[[ EXERCISE MATERIAL open ]]
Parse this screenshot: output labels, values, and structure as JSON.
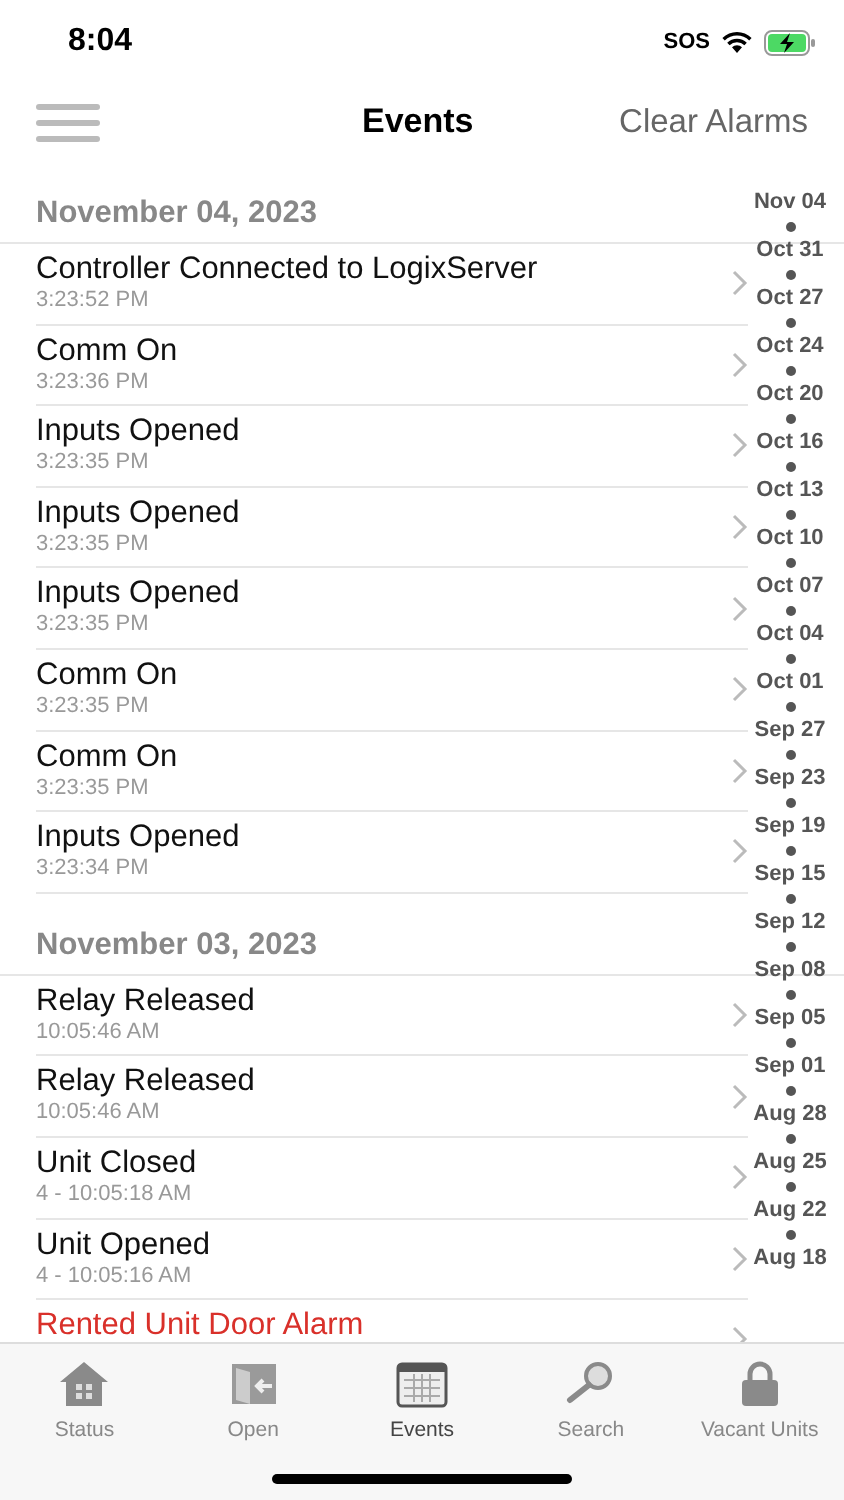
{
  "status_bar": {
    "time": "8:04",
    "carrier": "SOS"
  },
  "nav": {
    "title": "Events",
    "action": "Clear Alarms"
  },
  "sections": [
    {
      "date": "November 04, 2023",
      "events": [
        {
          "kind": "event",
          "title": "Controller Connected to LogixServer",
          "time": "3:23:52 PM"
        },
        {
          "kind": "event",
          "title": "Comm On",
          "time": "3:23:36 PM"
        },
        {
          "kind": "event",
          "title": "Inputs Opened",
          "time": "3:23:35 PM"
        },
        {
          "kind": "event",
          "title": "Inputs Opened",
          "time": "3:23:35 PM"
        },
        {
          "kind": "event",
          "title": "Inputs Opened",
          "time": "3:23:35 PM"
        },
        {
          "kind": "event",
          "title": "Comm On",
          "time": "3:23:35 PM"
        },
        {
          "kind": "event",
          "title": "Comm On",
          "time": "3:23:35 PM"
        },
        {
          "kind": "event",
          "title": "Inputs Opened",
          "time": "3:23:34 PM"
        }
      ]
    },
    {
      "date": "November 03, 2023",
      "events": [
        {
          "kind": "event",
          "title": "Relay Released",
          "time": "10:05:46 AM"
        },
        {
          "kind": "event",
          "title": "Relay Released",
          "time": "10:05:46 AM"
        },
        {
          "kind": "event",
          "title": "Unit Closed",
          "time": "4 - 10:05:18 AM"
        },
        {
          "kind": "event",
          "title": "Unit Opened",
          "time": "4 - 10:05:16 AM"
        },
        {
          "kind": "alarm",
          "title": "Rented Unit Door Alarm"
        }
      ]
    }
  ],
  "date_index": [
    "Nov 04",
    "Oct 31",
    "Oct 27",
    "Oct 24",
    "Oct 20",
    "Oct 16",
    "Oct 13",
    "Oct 10",
    "Oct 07",
    "Oct 04",
    "Oct 01",
    "Sep 27",
    "Sep 23",
    "Sep 19",
    "Sep 15",
    "Sep 12",
    "Sep 08",
    "Sep 05",
    "Sep 01",
    "Aug 28",
    "Aug 25",
    "Aug 22",
    "Aug 18"
  ],
  "tabs": [
    {
      "kind": "status",
      "label": "Status",
      "selected": false
    },
    {
      "kind": "open",
      "label": "Open",
      "selected": false
    },
    {
      "kind": "events",
      "label": "Events",
      "selected": true
    },
    {
      "kind": "search",
      "label": "Search",
      "selected": false
    },
    {
      "kind": "vacant",
      "label": "Vacant Units",
      "selected": false
    }
  ]
}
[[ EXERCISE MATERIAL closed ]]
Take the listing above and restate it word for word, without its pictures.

### ANSWER SECTION
Parse this screenshot: output labels, values, and structure as JSON.
{
  "status_bar": {
    "time": "8:04",
    "carrier": "SOS"
  },
  "nav": {
    "title": "Events",
    "action": "Clear Alarms"
  },
  "sections": [
    {
      "date": "November 04, 2023",
      "events": [
        {
          "kind": "event",
          "title": "Controller Connected to LogixServer",
          "time": "3:23:52 PM"
        },
        {
          "kind": "event",
          "title": "Comm On",
          "time": "3:23:36 PM"
        },
        {
          "kind": "event",
          "title": "Inputs Opened",
          "time": "3:23:35 PM"
        },
        {
          "kind": "event",
          "title": "Inputs Opened",
          "time": "3:23:35 PM"
        },
        {
          "kind": "event",
          "title": "Inputs Opened",
          "time": "3:23:35 PM"
        },
        {
          "kind": "event",
          "title": "Comm On",
          "time": "3:23:35 PM"
        },
        {
          "kind": "event",
          "title": "Comm On",
          "time": "3:23:35 PM"
        },
        {
          "kind": "event",
          "title": "Inputs Opened",
          "time": "3:23:34 PM"
        }
      ]
    },
    {
      "date": "November 03, 2023",
      "events": [
        {
          "kind": "event",
          "title": "Relay Released",
          "time": "10:05:46 AM"
        },
        {
          "kind": "event",
          "title": "Relay Released",
          "time": "10:05:46 AM"
        },
        {
          "kind": "event",
          "title": "Unit Closed",
          "time": "4 - 10:05:18 AM"
        },
        {
          "kind": "event",
          "title": "Unit Opened",
          "time": "4 - 10:05:16 AM"
        },
        {
          "kind": "alarm",
          "title": "Rented Unit Door Alarm"
        }
      ]
    }
  ],
  "date_index": [
    "Nov 04",
    "Oct 31",
    "Oct 27",
    "Oct 24",
    "Oct 20",
    "Oct 16",
    "Oct 13",
    "Oct 10",
    "Oct 07",
    "Oct 04",
    "Oct 01",
    "Sep 27",
    "Sep 23",
    "Sep 19",
    "Sep 15",
    "Sep 12",
    "Sep 08",
    "Sep 05",
    "Sep 01",
    "Aug 28",
    "Aug 25",
    "Aug 22",
    "Aug 18"
  ],
  "tabs": [
    {
      "kind": "status",
      "label": "Status",
      "selected": false
    },
    {
      "kind": "open",
      "label": "Open",
      "selected": false
    },
    {
      "kind": "events",
      "label": "Events",
      "selected": true
    },
    {
      "kind": "search",
      "label": "Search",
      "selected": false
    },
    {
      "kind": "vacant",
      "label": "Vacant Units",
      "selected": false
    }
  ]
}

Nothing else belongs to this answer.